Davila also argues that Gerjets and Valley Nissan are one and the same and that Gerjets is thus a proper judgment debtor. It is undisputed, however, that the underlying judgment is only against Valley Nissan, a corporation. While Gerjets was the chief executive officer and sole shareholder of Valley Nissan, he is an individual and a stranger to Davila's judgment. Before Davila can proceed against Gerjets's personal assets, she must first, in a separate proceeding, pierce the corporate veil. See Cross, Kieschnick & Co. v. Johnston, 892 S.W.2d 435, 439 (Tex.App.-San Antonio 1994, no writ) (reversing judgment rendered against partners when underlying judgment involved corporation, holding that it was improper as a matter of law to issue order against non-judgment debtor); United Bank Metro v. Plains Overseas Group, Inc., 670 S.W.2d 281, 284 (Tex.App.-Houston [1st Dist.] 1983, no writ) (determining that creditor who obtained judgment against individual was not entitled to turnover order against corporation until creditor successfully pierced corporate veil in separate proceeding).

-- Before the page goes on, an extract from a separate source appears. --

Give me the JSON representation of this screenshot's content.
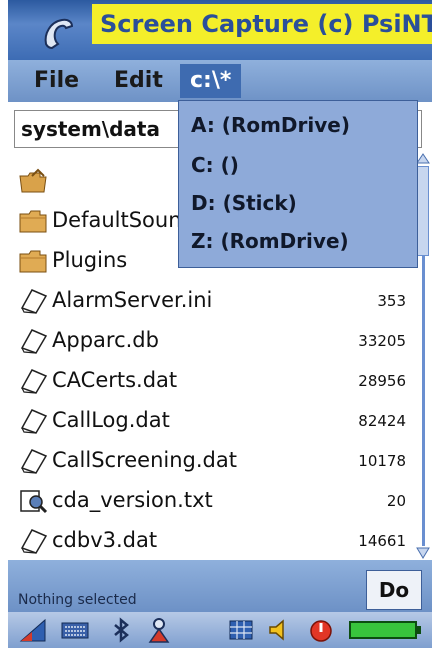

Finally, Davila contends that Gerjets, as an individual, is not entitled to appeal because he is a stranger to the order being appealed. We disagree. The order states that Gerjets failed to establish certain proof, which resulted in findings by the court that are harmful to him. There is some evidence in the record to suggest that the court was aware that Gerjets had a property interest in the funds that the court ordered turned over. This Court has previously held that a turnover order acts as a mandatory injunction against the judgment debtor and, if there are such parties, against the receiver and any third parties interested in the property rights being adjudicated. See Int'l Paper Co. v. Garza, 872 S.W.2d 18, 19 (Tex.App.-Corpus Christi 1994, orig. proceeding). Thus, third parties potentially aggrieved by an order have a right to appellate review of the order to protect their affected property interests. See id.
We hold that the trial court abused its discretion in ordering the turnover of funds, which were the subject of litigation in another district court, without giving proper notice to the non-judgment debtor claiming ownership of such funds. Accordingly, we REVERSE the trial court's October 5, 2001 order ordering turnover of the monies collected in the auction and granting a permanent injunction in Davila's favor, and REMAND to the trial court for further proceedings consistent with this opinion.
2. The case was tried in September 1999 and the judgment was signed December 16, 1999. Appellate cause number 13-00-00153-CV, styled Valley Nissan, Inc. v. Jessica Davila, remains pending on appeal.
3. Although portions of Gerjets's deposition were attached to Davila's turnover motion, none of his deposition testimony was introduced as evidence at the hearing on the temporary restraining order.
4. The Gerjets/Dunn lawsuit in the 103rd District Court is cause number 2001-04-001861, styled George M. Gerjets v. James C. Dunn.
5. Since Dunn voluntarily surrendered the funds and has not appealed the order, we address only Gerjets's status.
Opinion by Justice CHAVEZ.